The Joint List is set to meet with Lapid on either Wednesday or Thursday. Joint List MK Ahmad Tibi said in an interview with Channel 13 News on Monday that the party intends to first attend the meeting, present its demands, and only then decide who, and if, it will recommend to the president to form a government.
A KAN News report said that five out of six members of the faction – essentially all members but Balad’s Sami Abou Shehadeh – will recommend Lapid to be given the mandate to form a government. Tibi told The Jerusalem Post that the report was incorrect, and that even if Lapid accepted all the Joint List’s demands, its recommendation could not be taken for granted.
When asked in an interview on Kan Reshet Bet whether he will recommend any candidate, Abou Shehadeh said that he will first discuss the move with his faction colleagues, and “try to convince them that there is no use in recommending anyone – we need to recommend a candidate who believes in our agenda.” But he acknowledged that there is no such candidate.

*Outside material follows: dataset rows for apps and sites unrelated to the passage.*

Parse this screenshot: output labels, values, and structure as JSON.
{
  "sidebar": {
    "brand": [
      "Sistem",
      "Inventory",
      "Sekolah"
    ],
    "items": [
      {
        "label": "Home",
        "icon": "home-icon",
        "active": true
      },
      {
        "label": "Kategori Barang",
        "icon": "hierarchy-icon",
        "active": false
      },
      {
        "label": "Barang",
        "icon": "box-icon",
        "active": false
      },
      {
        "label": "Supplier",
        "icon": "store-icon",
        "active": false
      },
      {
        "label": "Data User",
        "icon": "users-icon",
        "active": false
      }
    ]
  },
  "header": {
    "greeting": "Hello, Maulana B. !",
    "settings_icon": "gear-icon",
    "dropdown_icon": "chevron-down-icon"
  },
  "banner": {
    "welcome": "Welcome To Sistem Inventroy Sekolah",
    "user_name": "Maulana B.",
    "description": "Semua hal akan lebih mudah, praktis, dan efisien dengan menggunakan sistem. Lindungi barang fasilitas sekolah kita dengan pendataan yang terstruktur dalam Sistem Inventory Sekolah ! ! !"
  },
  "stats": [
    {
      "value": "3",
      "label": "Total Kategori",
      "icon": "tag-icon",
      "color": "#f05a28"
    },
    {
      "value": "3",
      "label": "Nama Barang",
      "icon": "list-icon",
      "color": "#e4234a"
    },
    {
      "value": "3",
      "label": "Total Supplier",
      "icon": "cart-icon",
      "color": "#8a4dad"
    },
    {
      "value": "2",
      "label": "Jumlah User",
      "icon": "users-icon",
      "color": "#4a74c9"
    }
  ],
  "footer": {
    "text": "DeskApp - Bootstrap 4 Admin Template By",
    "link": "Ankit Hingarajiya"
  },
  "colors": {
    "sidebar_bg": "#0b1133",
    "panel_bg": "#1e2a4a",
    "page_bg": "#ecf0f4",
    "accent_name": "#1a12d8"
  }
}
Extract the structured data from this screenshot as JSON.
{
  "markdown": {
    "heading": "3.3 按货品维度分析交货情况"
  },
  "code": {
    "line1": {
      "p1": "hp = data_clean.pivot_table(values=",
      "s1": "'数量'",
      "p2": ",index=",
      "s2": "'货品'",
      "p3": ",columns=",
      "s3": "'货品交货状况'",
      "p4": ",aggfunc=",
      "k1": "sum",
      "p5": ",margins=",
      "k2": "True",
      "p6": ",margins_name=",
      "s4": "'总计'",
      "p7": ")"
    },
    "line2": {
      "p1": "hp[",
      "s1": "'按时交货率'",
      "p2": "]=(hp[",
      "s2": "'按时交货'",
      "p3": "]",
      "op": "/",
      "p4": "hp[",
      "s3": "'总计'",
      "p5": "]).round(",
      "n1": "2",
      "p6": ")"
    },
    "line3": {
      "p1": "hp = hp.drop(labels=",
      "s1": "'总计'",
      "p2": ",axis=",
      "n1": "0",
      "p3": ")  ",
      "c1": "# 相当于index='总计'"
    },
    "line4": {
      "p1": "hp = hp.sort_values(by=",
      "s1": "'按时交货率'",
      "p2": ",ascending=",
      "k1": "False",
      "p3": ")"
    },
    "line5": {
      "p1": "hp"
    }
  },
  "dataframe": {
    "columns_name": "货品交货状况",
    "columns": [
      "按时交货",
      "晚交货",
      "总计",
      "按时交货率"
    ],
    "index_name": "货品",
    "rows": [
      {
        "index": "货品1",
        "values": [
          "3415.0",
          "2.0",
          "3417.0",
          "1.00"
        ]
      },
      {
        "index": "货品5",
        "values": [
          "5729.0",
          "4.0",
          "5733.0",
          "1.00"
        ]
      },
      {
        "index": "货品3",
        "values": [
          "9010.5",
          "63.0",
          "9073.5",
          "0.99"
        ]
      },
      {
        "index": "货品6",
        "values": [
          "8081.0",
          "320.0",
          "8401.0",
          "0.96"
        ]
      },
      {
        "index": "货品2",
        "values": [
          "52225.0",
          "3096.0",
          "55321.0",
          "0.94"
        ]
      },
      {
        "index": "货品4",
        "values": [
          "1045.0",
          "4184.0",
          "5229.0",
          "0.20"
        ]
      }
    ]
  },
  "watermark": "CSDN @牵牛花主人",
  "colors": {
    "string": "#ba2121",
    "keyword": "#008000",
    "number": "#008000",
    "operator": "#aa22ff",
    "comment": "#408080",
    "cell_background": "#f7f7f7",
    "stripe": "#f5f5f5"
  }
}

Tibi called reports that he is not ruling out the option that he will be a part of a government led by Bennett “science fiction.”
Meretz is not ruling out supporting Bennett or Sa’ar as prime minister, MK Tamar Zandberg told 103FM on Monday.
“It is very natural for us to recommend Lapid,” she said. “Bennett and Sa’ar? We are not ruling out options that we may not have imagined before.”
Labor leader Merav Michaeli announced on Monday that her party will not join any coalition without a proper plan for preventing cases of sexual violence. Michaeli referred to the case of five men from northern Israel who were indicted on Monday for allegedly participating in a gang rape of a disabled 16-year-old girl.
“It’s time for the government to start providing the police, the attorney’s office, the courts and civil organizations the tools to prevent and treat cases of sexual abuse,” Michaeli wrote on Twitter.
Rivlin will commence consultations on Monday with all parties elected to the Knesset to form a new government. This is also the day the trial of Netanyahu for alleged corruption and breach of trust is meant to resume. Rivlin will then talk with the candidates recommended by the parties to be entrusted with forming a government, and he is expected to choose one MK with the task on Wednesday.
Hagay Hacohen and Tobias Siegal contributed to this report.